→ **Dataset extract**:
== == ==
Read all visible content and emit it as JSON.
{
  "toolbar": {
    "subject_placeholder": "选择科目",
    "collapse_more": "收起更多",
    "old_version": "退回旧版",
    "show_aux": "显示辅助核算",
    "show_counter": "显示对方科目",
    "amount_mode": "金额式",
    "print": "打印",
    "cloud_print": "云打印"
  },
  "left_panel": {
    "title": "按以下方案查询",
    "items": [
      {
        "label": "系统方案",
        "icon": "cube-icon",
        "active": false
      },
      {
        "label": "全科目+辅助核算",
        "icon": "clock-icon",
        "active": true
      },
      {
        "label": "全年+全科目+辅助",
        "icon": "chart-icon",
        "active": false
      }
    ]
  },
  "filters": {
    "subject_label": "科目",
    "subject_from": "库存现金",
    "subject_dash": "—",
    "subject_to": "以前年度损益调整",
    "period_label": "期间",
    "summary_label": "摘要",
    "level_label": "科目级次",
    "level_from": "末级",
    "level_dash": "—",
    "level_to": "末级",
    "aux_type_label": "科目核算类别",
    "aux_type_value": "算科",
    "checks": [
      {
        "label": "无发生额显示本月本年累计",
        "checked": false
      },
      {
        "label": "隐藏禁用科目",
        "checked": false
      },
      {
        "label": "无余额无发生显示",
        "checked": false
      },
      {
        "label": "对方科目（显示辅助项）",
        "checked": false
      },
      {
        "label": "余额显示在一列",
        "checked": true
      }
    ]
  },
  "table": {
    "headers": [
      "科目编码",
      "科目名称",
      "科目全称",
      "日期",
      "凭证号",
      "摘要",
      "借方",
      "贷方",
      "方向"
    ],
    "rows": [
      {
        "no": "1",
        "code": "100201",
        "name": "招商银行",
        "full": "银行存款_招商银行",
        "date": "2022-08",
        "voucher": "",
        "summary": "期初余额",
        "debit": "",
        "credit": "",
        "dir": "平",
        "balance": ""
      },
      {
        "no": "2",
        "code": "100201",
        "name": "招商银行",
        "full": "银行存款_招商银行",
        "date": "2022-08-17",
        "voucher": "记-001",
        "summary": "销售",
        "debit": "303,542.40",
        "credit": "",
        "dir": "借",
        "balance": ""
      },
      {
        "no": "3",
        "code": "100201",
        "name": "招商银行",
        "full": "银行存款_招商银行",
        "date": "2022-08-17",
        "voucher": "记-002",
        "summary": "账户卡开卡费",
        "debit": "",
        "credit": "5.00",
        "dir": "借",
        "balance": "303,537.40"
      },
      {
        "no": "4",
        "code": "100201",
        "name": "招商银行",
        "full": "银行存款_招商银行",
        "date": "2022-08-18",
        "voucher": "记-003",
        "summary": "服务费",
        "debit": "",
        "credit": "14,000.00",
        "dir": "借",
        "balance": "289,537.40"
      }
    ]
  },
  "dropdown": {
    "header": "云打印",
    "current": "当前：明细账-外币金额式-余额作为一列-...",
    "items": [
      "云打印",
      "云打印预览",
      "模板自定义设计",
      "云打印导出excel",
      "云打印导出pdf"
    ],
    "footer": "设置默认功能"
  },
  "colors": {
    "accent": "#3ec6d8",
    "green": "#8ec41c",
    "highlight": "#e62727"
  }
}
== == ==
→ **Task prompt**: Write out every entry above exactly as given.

→ **Response box**:
Read all visible content and emit it as JSON.
{
  "toolbar": {
    "subject_placeholder": "选择科目",
    "collapse_more": "收起更多",
    "old_version": "退回旧版",
    "show_aux": "显示辅助核算",
    "show_counter": "显示对方科目",
    "amount_mode": "金额式",
    "print": "打印",
    "cloud_print": "云打印"
  },
  "left_panel": {
    "title": "按以下方案查询",
    "items": [
      {
        "label": "系统方案",
        "icon": "cube-icon",
        "active": false
      },
      {
        "label": "全科目+辅助核算",
        "icon": "clock-icon",
        "active": true
      },
      {
        "label": "全年+全科目+辅助",
        "icon": "chart-icon",
        "active": false
      }
    ]
  },
  "filters": {
    "subject_label": "科目",
    "subject_from": "库存现金",
    "subject_dash": "—",
    "subject_to": "以前年度损益调整",
    "period_label": "期间",
    "summary_label": "摘要",
    "level_label": "科目级次",
    "level_from": "末级",
    "level_dash": "—",
    "level_to": "末级",
    "aux_type_label": "科目核算类别",
    "aux_type_value": "算科",
    "checks": [
      {
        "label": "无发生额显示本月本年累计",
        "checked": false
      },
      {
        "label": "隐藏禁用科目",
        "checked": false
      },
      {
        "label": "无余额无发生显示",
        "checked": false
      },
      {
        "label": "对方科目（显示辅助项）",
        "checked": false
      },
      {
        "label": "余额显示在一列",
        "checked": true
      }
    ]
  },
  "table": {
    "headers": [
      "科目编码",
      "科目名称",
      "科目全称",
      "日期",
      "凭证号",
      "摘要",
      "借方",
      "贷方",
      "方向"
    ],
    "rows": [
      {
        "no": "1",
        "code": "100201",
        "name": "招商银行",
        "full": "银行存款_招商银行",
        "date": "2022-08",
        "voucher": "",
        "summary": "期初余额",
        "debit": "",
        "credit": "",
        "dir": "平",
        "balance": ""
      },
      {
        "no": "2",
        "code": "100201",
        "name": "招商银行",
        "full": "银行存款_招商银行",
        "date": "2022-08-17",
        "voucher": "记-001",
        "summary": "销售",
        "debit": "303,542.40",
        "credit": "",
        "dir": "借",
        "balance": ""
      },
      {
        "no": "3",
        "code": "100201",
        "name": "招商银行",
        "full": "银行存款_招商银行",
        "date": "2022-08-17",
        "voucher": "记-002",
        "summary": "账户卡开卡费",
        "debit": "",
        "credit": "5.00",
        "dir": "借",
        "balance": "303,537.40"
      },
      {
        "no": "4",
        "code": "100201",
        "name": "招商银行",
        "full": "银行存款_招商银行",
        "date": "2022-08-18",
        "voucher": "记-003",
        "summary": "服务费",
        "debit": "",
        "credit": "14,000.00",
        "dir": "借",
        "balance": "289,537.40"
      }
    ]
  },
  "dropdown": {
    "header": "云打印",
    "current": "当前：明细账-外币金额式-余额作为一列-...",
    "items": [
      "云打印",
      "云打印预览",
      "模板自定义设计",
      "云打印导出excel",
      "云打印导出pdf"
    ],
    "footer": "设置默认功能"
  },
  "colors": {
    "accent": "#3ec6d8",
    "green": "#8ec41c",
    "highlight": "#e62727"
  }
}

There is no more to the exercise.